Although many think of the Pacific Northwest as a rainy with lush green forests, the region east of the Cascade mountains is characterized by dry sagebrush rangelands (shrub steppe). Much of that original habitat has now been lost to agriculture. However, the region’s dominant river — the Columbia River — which serves as the border for much of Oregon and Washington, also flows through these rangelands.

The river has been dammed for hydroelectric power in several places and those dams caused enormous changes along the Columbia River Basin, turning dynamic rivers into slow-moving lakes. To reduce some of the damage to native habitats, mitigation efforts were employed. In this context, mitigation refers to setting aside habitat in a different location to reduce the impact in the effected location.

Part of the mitigation for the McNary Dam was the creation of McNary National Wildlife Refuge. According to the U.S. Fish and Wildlife Service:

Established in 1956, McNary NWR was created to replace wildlife habitat lost to construction of the McNary Dam downstream. The 15,000 acres of sloughs, ponds, streams and islands — riparian and wetland habitat — as well as upland shrub-steppe and cliff-talus habitat are important to migratory waterfowl, shorebirds and songbirds. Few areas in North America support such dense concentrations of waterfowl; more than half the mallards in the Pacific Flyway overwinter at some time in this portion of the Columbia River Basin.

The refuge is located at the confluence of the Snake and Columbia Rivers and one of my eBird tracks showing the region surrounding the refuge is below. The refuge preserves land along the river as well as ponds and wetlands. As the image shows, it is an island of protected habitat in a sea of urban sprawl and agriculture. The refuge has more than 10,000 eBird checklists and 286 species have been observed by approximately 1,100 eBirders.

McNary NWR has a fine Visitor and Environmental Education Center perched above ponds and wetlands. Several trails begin at the visitor center, which also has a viewing platform.

The most popular of the ten eBird hotspots is McNary NWR–Headquarters/Quail Trail, which does indeed feature California Quail, as well as Yellow-Headed Blackbirds and numerous other species.

In April, when I recently visited, there are huge flocks of Snow Geese, with the occasional smaller groups of Canada Goose, Cacking Goose, and Greater White-Fronted Goose. There were many other species of waterfowl, including a large number of Ruddy Ducks. (My eBird checklists are here and here.)

The trail circles wetlands and ponds, providing good views of a number of different habitats. Along the way, Marsh Wrens flitted in the cattails, Caspian Terns noisily passed overhead, and an Osprey hunted over the water.

National Wildlife Refuges provide valuable habitat for birds and other animals, and because they are protected that habitat persists despite increased urbanization and agriculture.

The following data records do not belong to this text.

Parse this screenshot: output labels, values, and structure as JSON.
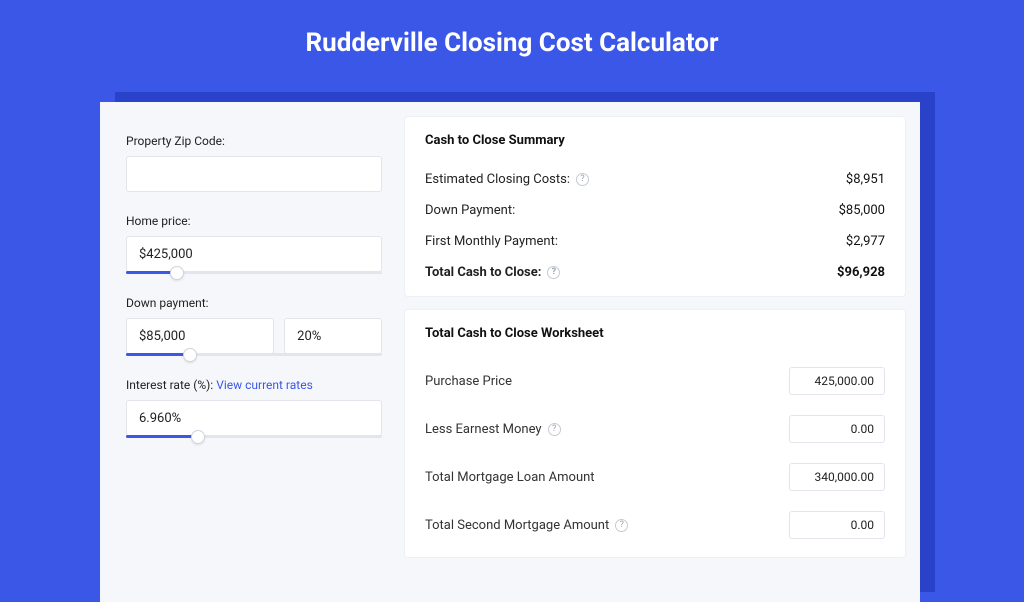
{
  "header": {
    "title": "Rudderville Closing Cost Calculator"
  },
  "left": {
    "zip_label": "Property Zip Code:",
    "zip_value": "",
    "home_price_label": "Home price:",
    "home_price_value": "$425,000",
    "home_price_slider_pct": 20,
    "down_payment_label": "Down payment:",
    "down_payment_value": "$85,000",
    "down_payment_pct": "20%",
    "down_payment_slider_pct": 25,
    "interest_label": "Interest rate (%):",
    "interest_link": "View current rates",
    "interest_value": "6.960%",
    "interest_slider_pct": 28
  },
  "summary": {
    "title": "Cash to Close Summary",
    "rows": [
      {
        "label": "Estimated Closing Costs:",
        "help": true,
        "value": "$8,951",
        "bold": false
      },
      {
        "label": "Down Payment:",
        "help": false,
        "value": "$85,000",
        "bold": false
      },
      {
        "label": "First Monthly Payment:",
        "help": false,
        "value": "$2,977",
        "bold": false
      },
      {
        "label": "Total Cash to Close:",
        "help": true,
        "value": "$96,928",
        "bold": true
      }
    ]
  },
  "worksheet": {
    "title": "Total Cash to Close Worksheet",
    "rows": [
      {
        "label": "Purchase Price",
        "help": false,
        "value": "425,000.00"
      },
      {
        "label": "Less Earnest Money",
        "help": true,
        "value": "0.00"
      },
      {
        "label": "Total Mortgage Loan Amount",
        "help": false,
        "value": "340,000.00"
      },
      {
        "label": "Total Second Mortgage Amount",
        "help": true,
        "value": "0.00"
      }
    ]
  }
}
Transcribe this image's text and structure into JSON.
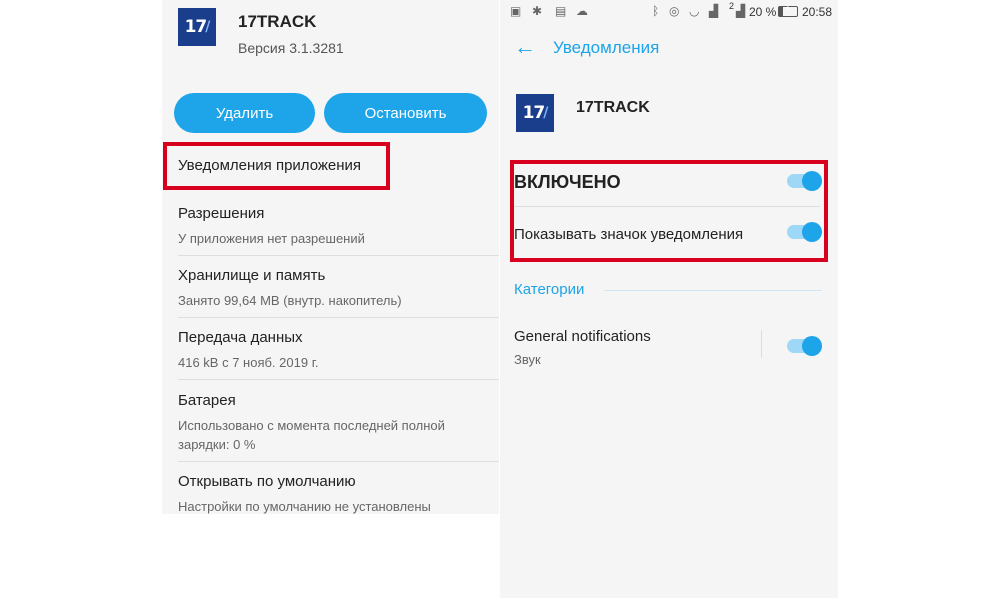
{
  "left": {
    "app_icon_text": "17",
    "app_name": "17TRACK",
    "version": "Версия 3.1.3281",
    "buttons": {
      "delete": "Удалить",
      "stop": "Остановить"
    },
    "notifications_item": "Уведомления приложения",
    "items": [
      {
        "title": "Разрешения",
        "subtitle": "У приложения нет разрешений"
      },
      {
        "title": "Хранилище и память",
        "subtitle": "Занято 99,64 MB (внутр. накопитель)"
      },
      {
        "title": "Передача данных",
        "subtitle": "416 kB с 7 нояб. 2019 г."
      },
      {
        "title": "Батарея",
        "subtitle": "Использовано с момента последней полной зарядки: 0 %"
      },
      {
        "title": "Открывать по умолчанию",
        "subtitle": "Настройки по умолчанию не установлены"
      }
    ]
  },
  "right": {
    "status_bar": {
      "battery": "20 %",
      "time": "20:58",
      "sim_badge": "2"
    },
    "title": "Уведомления",
    "app_icon_text": "17",
    "app_name": "17TRACK",
    "enabled_label": "ВКЛЮЧЕНО",
    "enabled_on": true,
    "badge_label": "Показывать значок уведомления",
    "badge_on": true,
    "categories_label": "Категории",
    "general": {
      "title": "General notifications",
      "subtitle": "Звук",
      "on": true
    }
  },
  "colors": {
    "accent": "#1ea4e9",
    "highlight": "#d8001f",
    "icon_bg": "#1b3e8c"
  }
}
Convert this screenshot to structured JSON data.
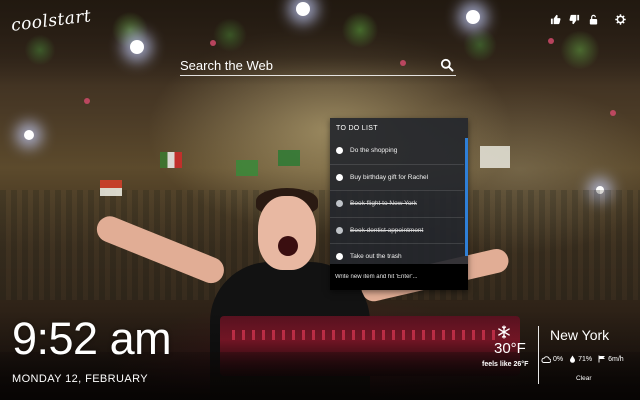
{
  "app": {
    "logo_text": "coolstart"
  },
  "top_icons": [
    {
      "name": "thumbs-up-icon"
    },
    {
      "name": "thumbs-down-icon"
    },
    {
      "name": "unlock-icon"
    },
    {
      "name": "gear-icon"
    }
  ],
  "search": {
    "placeholder": "Search the Web",
    "icon": "search-icon"
  },
  "todo": {
    "title": "TO DO LIST",
    "items": [
      {
        "label": "Do the shopping",
        "done": false
      },
      {
        "label": "Buy birthday gift for Rachel",
        "done": false
      },
      {
        "label": "Book flight to New York",
        "done": true
      },
      {
        "label": "Book dentist appointment",
        "done": true
      },
      {
        "label": "Take out the trash",
        "done": false
      }
    ],
    "input_placeholder": "Write new item and hit 'Enter'..."
  },
  "clock": {
    "time": "9:52 am",
    "date": "MONDAY 12, FEBRUARY"
  },
  "weather": {
    "icon": "snowflake-icon",
    "temperature": "30°F",
    "feels_like": "feels like 26°F",
    "city": "New York",
    "precipitation": "0%",
    "humidity": "71%",
    "wind": "6m/h",
    "condition": "Clear"
  },
  "colors": {
    "todo_accent": "#2f7fd6",
    "panel_bg": "#22262c"
  }
}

Plus, they offer excellent birding.

Learning something about the establishment of individual refuges can be illuminating. Detailed information regarding a specific refuge can be obtained in its Comprehensive Conservation Plan. Of course, birders can support NWRs by purchasing a Federal Duck Stamp every year and visiting NWRs supports local economies.

The region also has a few additional NWRs, and eBird checklists from nearby Cold Springs and Umatilla NWRs are here, here, and here.

Cold Springs NWR is in Oregon and Umatilla NWR has units in both Washington and Oregon. Cold Springs NWR — established by President Theodore Roosevelt on February 25, 1909 — was one of the first refuges in the western United States. Like NcNary, both of these refuges provide habitat among the agricultural fields for substantial numbers of waterfowl. The image below is from Cold Springs NWR.

Written by Jason Crotty
Jason Crotty is a birder, lawyer, and occasional writer currently living in Portland, Oregon with his wife and daughter. A Bay Area native, he started birding while working at a large law firm in San Francisco, but birds less frequently now that there's a kid around, so he writes instead. Jason started at 10,000 Birds with a few guest posts and signed on as a beat writer in March 2017. He is particularly interested in the intersection of law and birding (especially the Endangered Species Act), other bird-related federal litigation, and federal public lands. Jason's writing has also appeared in BirdWatching, Birding, and Birder's Guide, both online and in print.